October 16, 2008

The Shore Memorial Cancer Center recognizes that a diagnosis of cancer can be one of the most difficult things patients and their family members will ever have to face. Cancer Center staff understands that each patient is an individual with different needs, and the best approach for one person may not be the right option for another.

Through the Breast Health Navigation Program at the Shore Memorial Cancer Center, patients diagnosed with breast cancer receive individual support and one-on-one attention from a nurse navigator. Through this program, the nurse navigator helps guide women throughout all stages of treatment from diagnosis through post-treatment follow up. The nurse navigator works with the patients every step of the way to help them make decisions and resolve issues.

“We understand that even the simplest decisions can seem overwhelming when someone is facing cancer,” says Anne Marie Taggart, RN, manager of the Shore Memorial Cancer Center. “My role as nurse navigator is to help patients with whatever decisions they need to make. Whether it’s advising patients on the course of treatment they’ll take or offering them information on supportive care services, no issue is too big or too small.”

A patient will first meet with the breast health (nurse) navigator after a mammogram shows a suspicious finding in the breast tissue. If the finding turns out to be cancer, then the navigator guides the patient through treatment. The navigator works with the entire multidisciplinary cancer care team including physicians, dieticians, social workers and others to ensure that all the clinical needs of the patient are met.

In addition to assisting with patients’ clinical needs, the nurse navigator also helps with many non-clinical needs. For example, patients often are unable to drive during treatments, so the nurse navigator will arrange for transportation to and from their radiation sessions. Other non-clinical areas the nurse navigator assists with include finding a support group and providing patients with individual support as needed.

“The goal of the Breast Health Navigation Program at the Shore Memorial Cancer Center is to ensure a short transition from diagnosis to treatment for the patient. We want to make everything as seamless as possible,” says Taggart.

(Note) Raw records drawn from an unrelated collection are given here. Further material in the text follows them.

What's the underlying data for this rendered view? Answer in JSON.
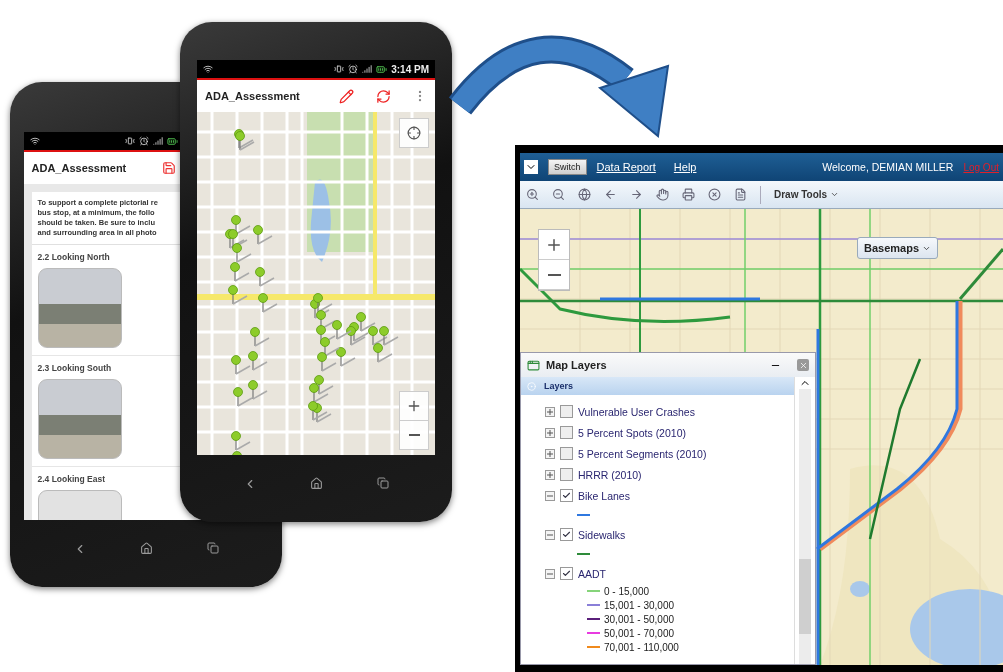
{
  "back_phone": {
    "app_bar": {
      "title": "ADA_Assessment"
    },
    "intro_lines": [
      "To support a complete pictorial re",
      "bus stop, at a minimum, the follo",
      "should be taken.  Be sure to inclu",
      "and surrounding area in all photo"
    ],
    "sections": [
      {
        "heading": "2.2 Looking North",
        "kind": "photo"
      },
      {
        "heading": "2.3 Looking South",
        "kind": "photo"
      },
      {
        "heading": "2.4 Looking East",
        "kind": "blank"
      }
    ]
  },
  "front_phone": {
    "status_bar": {
      "time": "3:14 PM"
    },
    "app_bar": {
      "title": "ADA_Assessment"
    }
  },
  "desktop": {
    "top_bar": {
      "switch": "Switch",
      "links": [
        "Data Report",
        "Help"
      ],
      "welcome": "Welcome, DEMIAN MILLER",
      "logout": "Log Out"
    },
    "toolbar": {
      "draw_tools": "Draw Tools"
    },
    "map": {
      "basemaps": "Basemaps"
    },
    "layers_panel": {
      "title": "Map Layers",
      "root": "Layers",
      "items": [
        {
          "label": "Vulnerable User Crashes",
          "checked": false,
          "expanded": false
        },
        {
          "label": "5 Percent Spots (2010)",
          "checked": false,
          "expanded": false
        },
        {
          "label": "5 Percent Segments (2010)",
          "checked": false,
          "expanded": false
        },
        {
          "label": "HRRR (2010)",
          "checked": false,
          "expanded": false
        },
        {
          "label": "Bike Lanes",
          "checked": true,
          "expanded": true,
          "legend": [
            {
              "color": "#2f78e0"
            }
          ]
        },
        {
          "label": "Sidewalks",
          "checked": true,
          "expanded": true,
          "legend": [
            {
              "color": "#2e8b3a"
            }
          ]
        },
        {
          "label": "AADT",
          "checked": true,
          "expanded": true,
          "legend": [
            {
              "label": "0 - 15,000",
              "color": "#86d47a"
            },
            {
              "label": "15,001 - 30,000",
              "color": "#8a7fd8"
            },
            {
              "label": "30,001 - 50,000",
              "color": "#5a1f7a"
            },
            {
              "label": "50,001 - 70,000",
              "color": "#e83be0"
            },
            {
              "label": "70,001 - 110,000",
              "color": "#f08a1c"
            }
          ]
        }
      ]
    }
  }
}
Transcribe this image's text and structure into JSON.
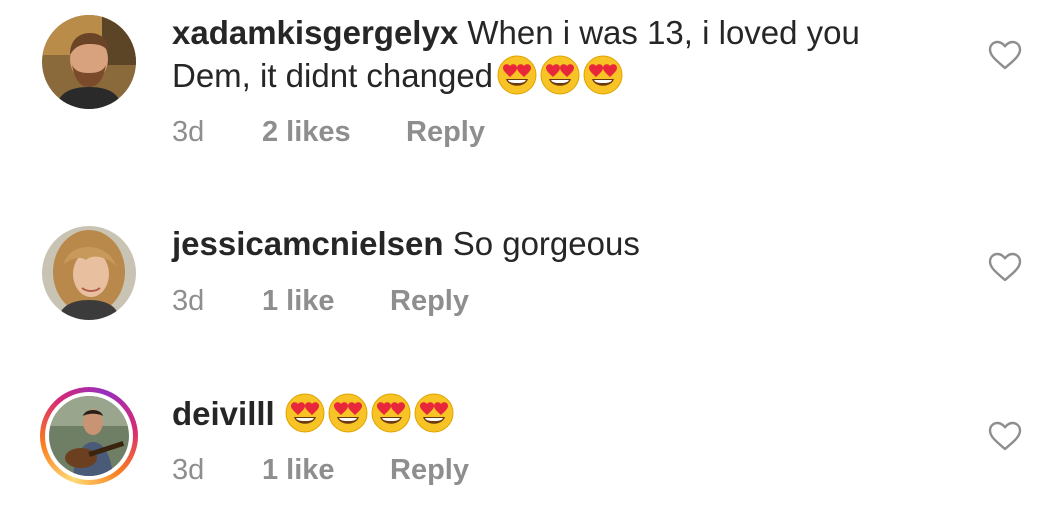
{
  "comments": [
    {
      "username": "xadamkisgergelyx",
      "text": "When i was 13, i loved you Dem, it didnt changed",
      "emojis": [
        "heart-eyes",
        "heart-eyes",
        "heart-eyes"
      ],
      "time": "3d",
      "likes": "2 likes",
      "reply": "Reply"
    },
    {
      "username": "jessicamcnielsen",
      "text": "So gorgeous",
      "emojis": [],
      "time": "3d",
      "likes": "1 like",
      "reply": "Reply"
    },
    {
      "username": "deivilll",
      "text": "",
      "emojis": [
        "heart-eyes",
        "heart-eyes",
        "heart-eyes",
        "heart-eyes"
      ],
      "time": "3d",
      "likes": "1 like",
      "reply": "Reply"
    }
  ],
  "colors": {
    "text": "#262626",
    "meta": "#8e8e8e",
    "heart_outline": "#8e8e8e",
    "story_ring_start": "#feda75",
    "story_ring_end": "#962fbf"
  }
}
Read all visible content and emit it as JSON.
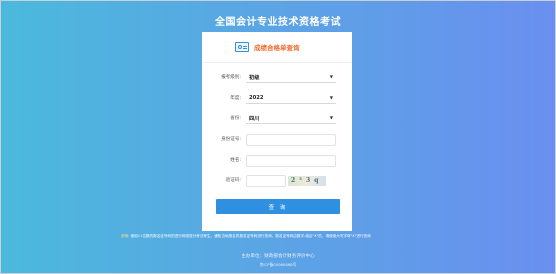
{
  "page": {
    "title": "全国会计专业技术资格考试"
  },
  "card": {
    "title": "成绩合格单查询",
    "icon": "id-card-icon"
  },
  "form": {
    "level": {
      "label": "报考级别:",
      "value": "初级"
    },
    "year": {
      "label": "年度:",
      "value": "2022"
    },
    "province": {
      "label": "省份:",
      "value": "四川"
    },
    "id_number": {
      "label": "身份证号:",
      "value": ""
    },
    "name": {
      "label": "姓名:",
      "value": ""
    },
    "captcha": {
      "label": "验证码:",
      "value": "",
      "image_text": "2 ⁵ 3 q"
    },
    "submit_label": "查 询"
  },
  "notice": {
    "label": "说明:",
    "text": "使用11位数的报名证号码的进行网络查分考试考生，通知当地报名的报名证号码进行查询。报名证号码由数字-组合\"X\"的，请使用大写字母\"X\"进行查询"
  },
  "footer": {
    "org": "主办单位：财政部会计财务评价中心",
    "icp": "京ICP备05060868号"
  },
  "colors": {
    "accent": "#2f8fe0",
    "title_orange": "#f06a2a",
    "bg_start": "#4bb9dc",
    "bg_end": "#6a8ff0"
  }
}
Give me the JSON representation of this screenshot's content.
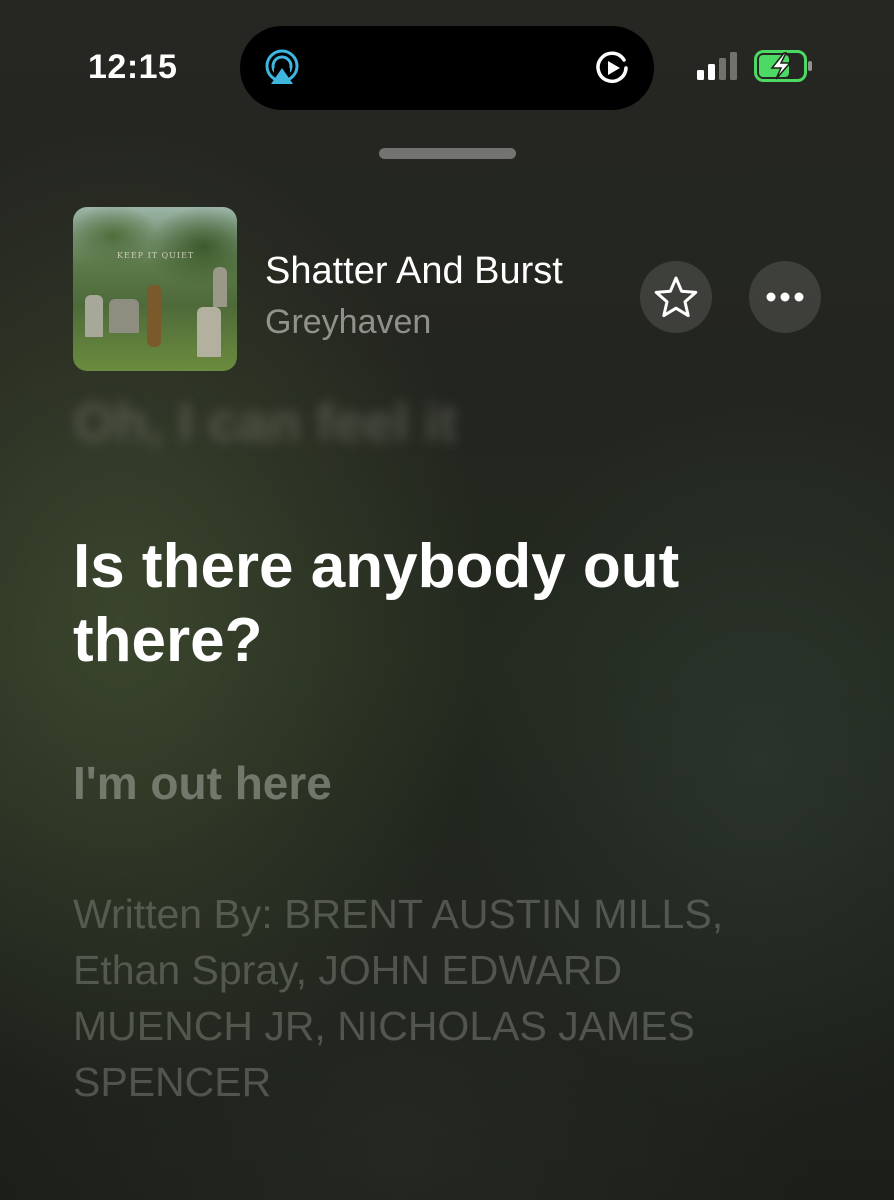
{
  "status_bar": {
    "time": "12:15"
  },
  "now_playing": {
    "artwork_text": "KEEP IT QUIET",
    "title": "Shatter And Burst",
    "artist": "Greyhaven"
  },
  "lyrics": {
    "previous_line": "Oh, I can feel it",
    "current_line": "Is there anybody out there?",
    "next_line": "I'm out here",
    "credits": "Written By: BRENT AUSTIN MILLS, Ethan Spray, JOHN EDWARD MUENCH JR, NICHOLAS JAMES SPENCER"
  },
  "colors": {
    "airplay_accent": "#3fb6e0",
    "battery_charging": "#4cd964"
  },
  "icons": {
    "island_left": "airplay-audio-icon",
    "island_right": "play-circle-icon",
    "favorite": "star-icon",
    "more": "ellipsis-icon"
  }
}
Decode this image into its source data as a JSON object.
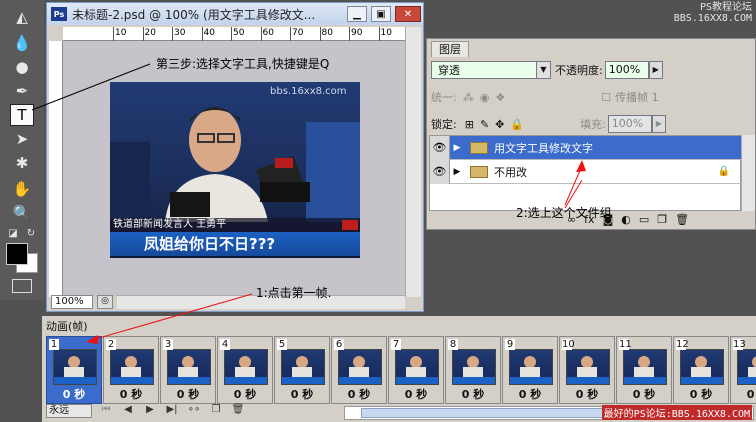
{
  "brand": {
    "top_line1": "PS教程论坛",
    "top_line2": "BBS.16XX8.COM",
    "bottom": "最好的PS论坛:BBS.16XX8.COM"
  },
  "tools": {
    "items": [
      "paint-bucket",
      "eyedropper",
      "burn",
      "pen",
      "type",
      "path-select",
      "shape",
      "hand",
      "zoom"
    ]
  },
  "document": {
    "title": "未标题-2.psd @ 100% (用文字工具修改文...",
    "zoom": "100%",
    "ruler_ticks": [
      "10",
      "20",
      "30",
      "40",
      "50",
      "60",
      "70",
      "80",
      "90",
      "10"
    ],
    "photo": {
      "watermark": "bbs.16xx8.com",
      "caption_small": "铁道部新闻发言人 王勇平",
      "caption_big": "凤姐给你日不日???"
    }
  },
  "layers_panel": {
    "tab": "图层",
    "blend_mode": "穿透",
    "opacity_label": "不透明度:",
    "opacity_value": "100%",
    "unify_label": "统一:",
    "propagate_label": "传播帧 1",
    "lock_label": "锁定:",
    "fill_label": "填充:",
    "fill_value": "100%",
    "layers": [
      {
        "name": "用文字工具修改文字",
        "active": true
      },
      {
        "name": "不用改",
        "active": false
      }
    ]
  },
  "animation_panel": {
    "tab": "动画(帧)",
    "loop": "永远",
    "frames": [
      {
        "num": "1",
        "delay": "0 秒"
      },
      {
        "num": "2",
        "delay": "0 秒"
      },
      {
        "num": "3",
        "delay": "0 秒"
      },
      {
        "num": "4",
        "delay": "0 秒"
      },
      {
        "num": "5",
        "delay": "0 秒"
      },
      {
        "num": "6",
        "delay": "0 秒"
      },
      {
        "num": "7",
        "delay": "0 秒"
      },
      {
        "num": "8",
        "delay": "0 秒"
      },
      {
        "num": "9",
        "delay": "0 秒"
      },
      {
        "num": "10",
        "delay": "0 秒"
      },
      {
        "num": "11",
        "delay": "0 秒"
      },
      {
        "num": "12",
        "delay": "0 秒"
      },
      {
        "num": "13",
        "delay": "0 秒"
      }
    ]
  },
  "annotations": {
    "step1": "1:点击第一帧.",
    "step2": "2:选上这个文件组",
    "step3": "第三步:选择文字工具,快捷键是Q"
  }
}
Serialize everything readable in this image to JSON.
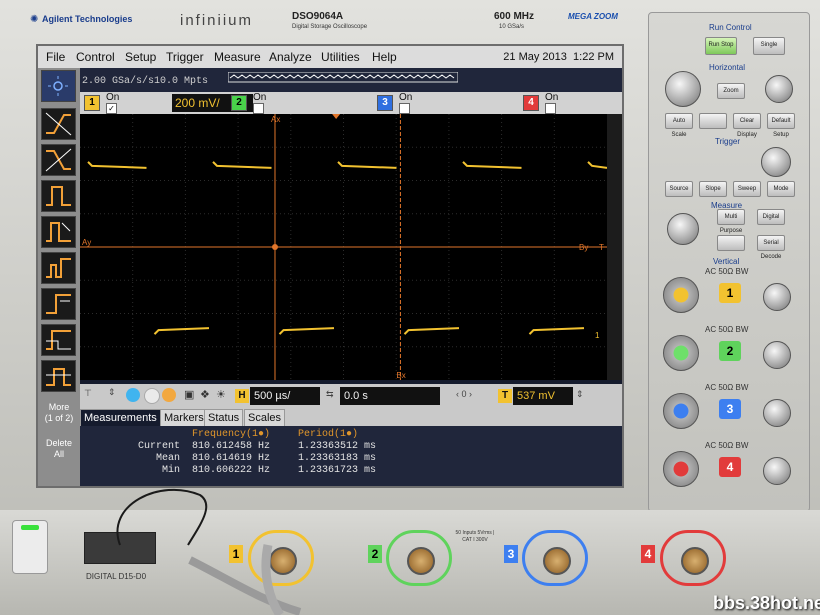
{
  "brand": {
    "company": "Agilent Technologies",
    "series": "infiniium",
    "model": "DSO9064A",
    "model_sub": "Digital Storage Oscilloscope",
    "bandwidth": "600 MHz",
    "sample_rate": "10 GSa/s",
    "megazoom": "MEGA ZOOM"
  },
  "menu": {
    "items": [
      "File",
      "Control",
      "Setup",
      "Trigger",
      "Measure",
      "Analyze",
      "Utilities",
      "Help"
    ],
    "date": "21 May 2013",
    "time": "1:22 PM"
  },
  "acquisition": {
    "rate": "2.00 GSa/s",
    "memory": "10.0 Mpts"
  },
  "channels": [
    {
      "num": "1",
      "state": "On",
      "checked": true,
      "scale": "200 mV/",
      "color": "#f2c230"
    },
    {
      "num": "2",
      "state": "On",
      "checked": false,
      "color": "#49d24a"
    },
    {
      "num": "3",
      "state": "On",
      "checked": false,
      "color": "#2f6fe0"
    },
    {
      "num": "4",
      "state": "On",
      "checked": false,
      "color": "#e23b3b"
    }
  ],
  "markers": {
    "ax": "Ax",
    "ay": "Ay",
    "bx": "Bx",
    "by": "By",
    "t": "T"
  },
  "waveform": {
    "label": "1",
    "high_level": 0.78,
    "low_level": -0.78,
    "color": "#f2c230"
  },
  "timebase": {
    "h_label": "H",
    "scale": "500 µs/",
    "delay": "0.0 s",
    "t_label": "T",
    "trigger_level": "537 mV"
  },
  "left_panel": {
    "more": "More",
    "more_pages": "(1 of 2)",
    "delete": "Delete",
    "all": "All"
  },
  "tabs": [
    "Measurements",
    "Markers",
    "Status",
    "Scales"
  ],
  "measurements": {
    "headers": [
      "Frequency(1●)",
      "Period(1●)"
    ],
    "rows": [
      {
        "label": "Current",
        "freq": "810.612458 Hz",
        "period": "1.23363512 ms"
      },
      {
        "label": "Mean",
        "freq": "810.614619 Hz",
        "period": "1.23363183 ms"
      },
      {
        "label": "Min",
        "freq": "810.606222 Hz",
        "period": "1.23361723 ms"
      }
    ]
  },
  "panel": {
    "run_control": "Run Control",
    "run_stop": "Run Stop",
    "single": "Single",
    "horizontal": "Horizontal",
    "zoom": "Zoom",
    "auto_scale": "Auto Scale",
    "clear_display": "Clear Display",
    "default_setup": "Default Setup",
    "trigger": "Trigger",
    "source": "Source",
    "slope": "Slope",
    "sweep": "Sweep",
    "mode": "Mode",
    "measure": "Measure",
    "multi_purpose": "Multi Purpose",
    "digital": "Digital",
    "serial_decode": "Serial Decode",
    "vertical": "Vertical",
    "ac": "AC",
    "ohm": "50Ω",
    "bw": "BW"
  },
  "front": {
    "digital_label": "DIGITAL D15-D0",
    "inputs": [
      "1",
      "2",
      "3",
      "4"
    ],
    "warning": "50 Inputs 5Vrms | CAT I 300V"
  },
  "watermark": "bbs.38hot.net"
}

The Breast Health Navigation Program also serves as a resource for cancer prevention and early detection. General breast health information about topics such as mammography, breast self-exams and the risk of cancer based on family history is available to any woman. Information is not limited to patients participating in the program.

“At the Cancer Center we are advocates for women’s health. We are available to answer any questions or concerns within the full scope of breast health topics. We seek to provide prevention and early detection information to all women in order to decrease the occurrence of breast cancer, or to identify it earlier when it is easier to treat and easier to be cured,” says Taggart.

For more information about the Breast Health Navigation Program or any other cancer care services, contact the Shore Memorial Cancer Center at (609) 653-3585, or visit www.shoremedicalcenter.org/centers/cancer.